**Exercise brief**: Repeat, word for word, each of the records shown below, without their pictures.

**Provided information**:
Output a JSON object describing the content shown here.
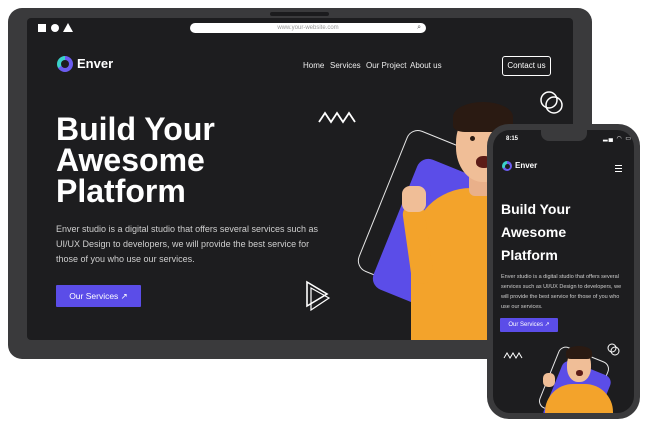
{
  "desktop": {
    "url": "www.your-website.com",
    "brand": "Enver",
    "nav": [
      "Home",
      "Services",
      "Our Project",
      "About us"
    ],
    "contact_label": "Contact us",
    "hero_title": "Build Your Awesome Platform",
    "hero_body": "Enver studio is a digital studio that offers several services such as UI/UX Design to developers, we will provide the best service for those of you who use our services.",
    "cta_label": "Our Services ↗"
  },
  "phone": {
    "time": "8:15",
    "status_icons": "▂▄ ◠ ▭",
    "brand": "Enver",
    "hero_title": "Build Your Awesome Platform",
    "hero_body": "Enver studio is a digital studio that offers several services such as UI/UX Design to developers, we will provide the best service for those of you who use our services.",
    "cta_label": "Our Services ↗"
  },
  "colors": {
    "accent": "#5b4de8",
    "background": "#1d1d1f",
    "frame": "#3a3a3c",
    "sweater": "#f3a32b"
  },
  "icons": {
    "window_controls": [
      "square-icon",
      "circle-icon",
      "triangle-icon"
    ],
    "search": "search-icon",
    "menu": "hamburger-menu-icon"
  }
}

**Answer box**:
Output a JSON object describing the content shown here.
{
  "desktop": {
    "url": "www.your-website.com",
    "brand": "Enver",
    "nav": [
      "Home",
      "Services",
      "Our Project",
      "About us"
    ],
    "contact_label": "Contact us",
    "hero_title": "Build Your Awesome Platform",
    "hero_body": "Enver studio is a digital studio that offers several services such as UI/UX Design to developers, we will provide the best service for those of you who use our services.",
    "cta_label": "Our Services ↗"
  },
  "phone": {
    "time": "8:15",
    "status_icons": "▂▄ ◠ ▭",
    "brand": "Enver",
    "hero_title": "Build Your Awesome Platform",
    "hero_body": "Enver studio is a digital studio that offers several services such as UI/UX Design to developers, we will provide the best service for those of you who use our services.",
    "cta_label": "Our Services ↗"
  },
  "colors": {
    "accent": "#5b4de8",
    "background": "#1d1d1f",
    "frame": "#3a3a3c",
    "sweater": "#f3a32b"
  },
  "icons": {
    "window_controls": [
      "square-icon",
      "circle-icon",
      "triangle-icon"
    ],
    "search": "search-icon",
    "menu": "hamburger-menu-icon"
  }
}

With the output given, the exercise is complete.